often, when we teach, we take risks. we do this with the hope that something beautiful will happen-the dawning of understanding, conceptual clarity, anything meaningful. these risks cultivate growth-either in the students who make meaning or in the instructor who learned that ‘this is not the way.’ to further complicate matters, the student-teacher cocktail is wildly different every semester. risks-proven-worth-taking in october might crash and burn in february. this is the nature of the beast.
today, i had no choice but to take a risk.
because this happened. on our campus. on tuesday of this week.
i have been heartsick thinking about my students who may have strolled past this defacement [i use defacement because, in this moment, i am unable to find language powerful enough to match the brand of hate splayed across this wall]. i have been unable to think about much else. i have been proud of the student response. i have found the administrative response lacking. i am horrified at the idea that any student might make it through the day without finding space in a classroom to speak on this, to be heard.
i teach writing. these words were written.
and so we spent time talking. and listening.
[there is a nervousness in opening up these discussions. although i have no reason to believe this to be the case, for all i know the perpetrator could have been sitting in my classroom that day.]
the first student to speak was quick to dismiss the message as part of a political agenda. in some ways, i was grateful to have the opportunity to remind the class that, although we were going to engage in a rhetorical analysis of campus events, we would not trivialize the message as anything less than what it contained-a clear articulation of hate, and a call for the removal of black bodies from campus. i pointed out the role that white privilege plays in such circumstances. it allows some of us to sit back and talk about this like it is just a ‘thing.’ meanwhile others of us are busy fielding phone calls from loved ones with safety concerns, glancing over shoulders while walking across campus, looking at classmates with wonderings of ‘are you the one that hates me without even knowing me?’, and perhaps even being pulled back home out of fear.
this seemed to resonate. set a tone.
what followed was an empathic and intellectual discourse surrounding the grafitti-event. some spoke. some asked questions. some listened. all were edge-of-the-seat present.
we compared rhetorical maneuvering on the part of the vandal, the department of africology [who was, incidentally, blanketing our campus with BLM posters in response to the shooting in tulsa that also took place that morning], and the university president [who first sent a problematic email via the campus communications figurehead before finally facing students after they had filled the lawn of his residence, demanding answers]. but more importantly, students were heard.
this may have been my best teaching day. not because of some brilliant lesson plan or anything i did, really. but because my students were invested in the conversation as participants and change-makers. they led a brilliant and compassionate analysis of campus culture in that moment.

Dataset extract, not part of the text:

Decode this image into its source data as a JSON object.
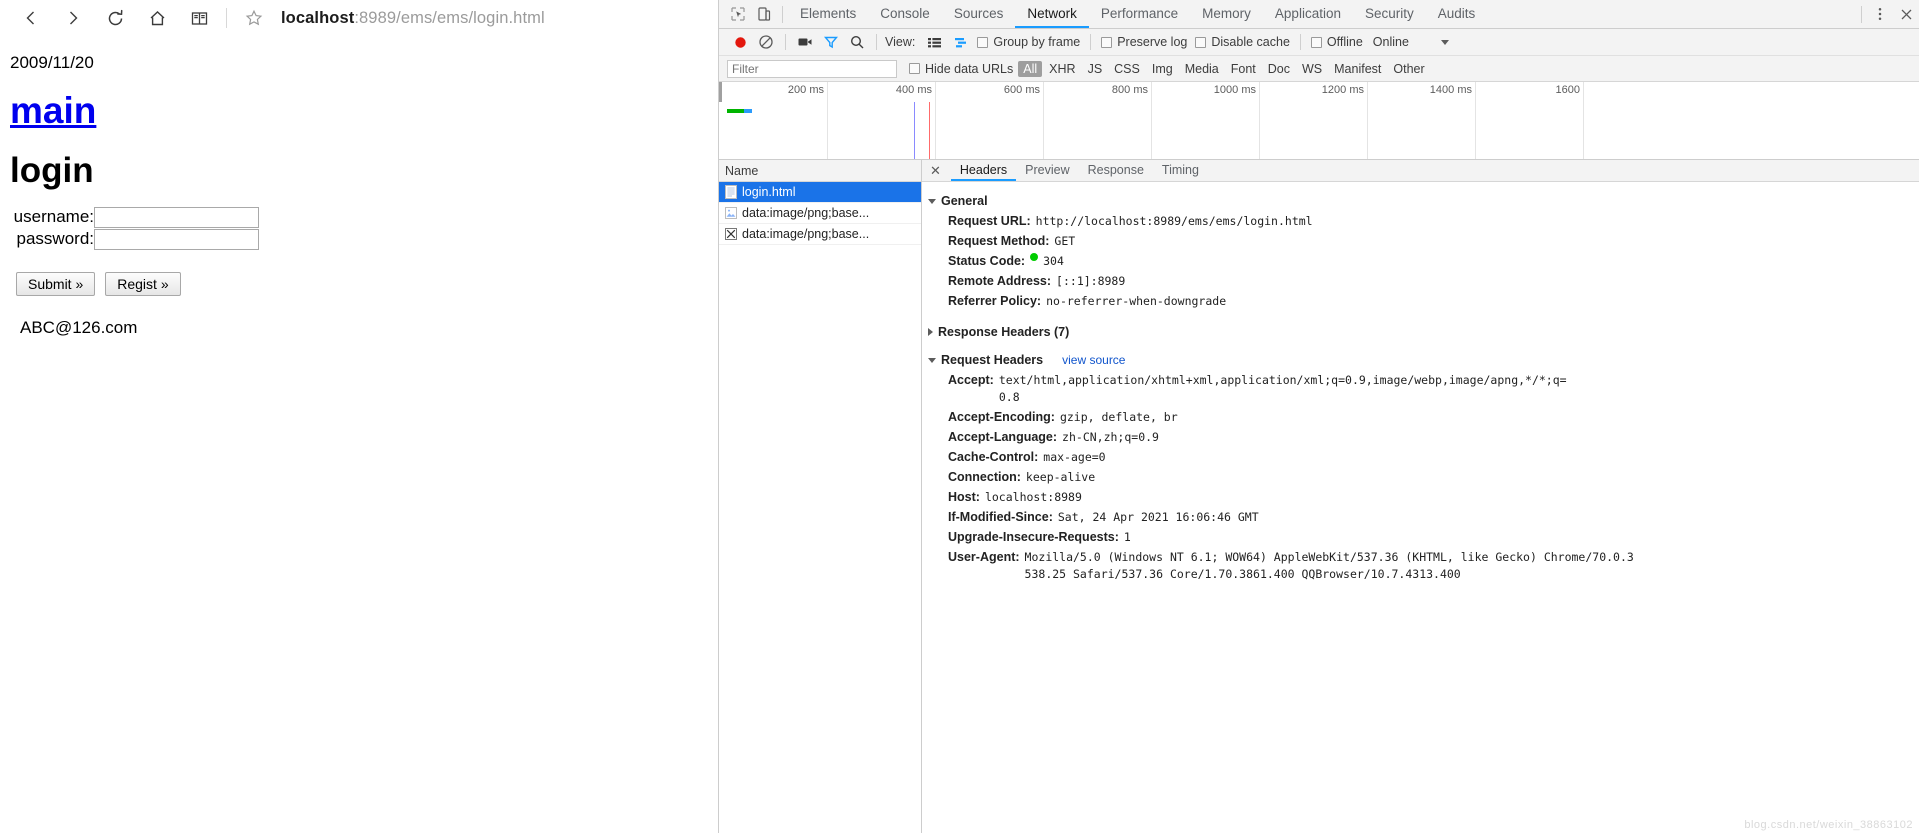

while i am devastated by the impetus for this conversation, my students restore my hope.
and remind me of the value in giving up the floor to assume the position of listener/learner.
[the following are a few samples from the students’ ‘public writing’ activity in response to the event [[shared with permission]]. i am lucky to spend time with these folks every week.]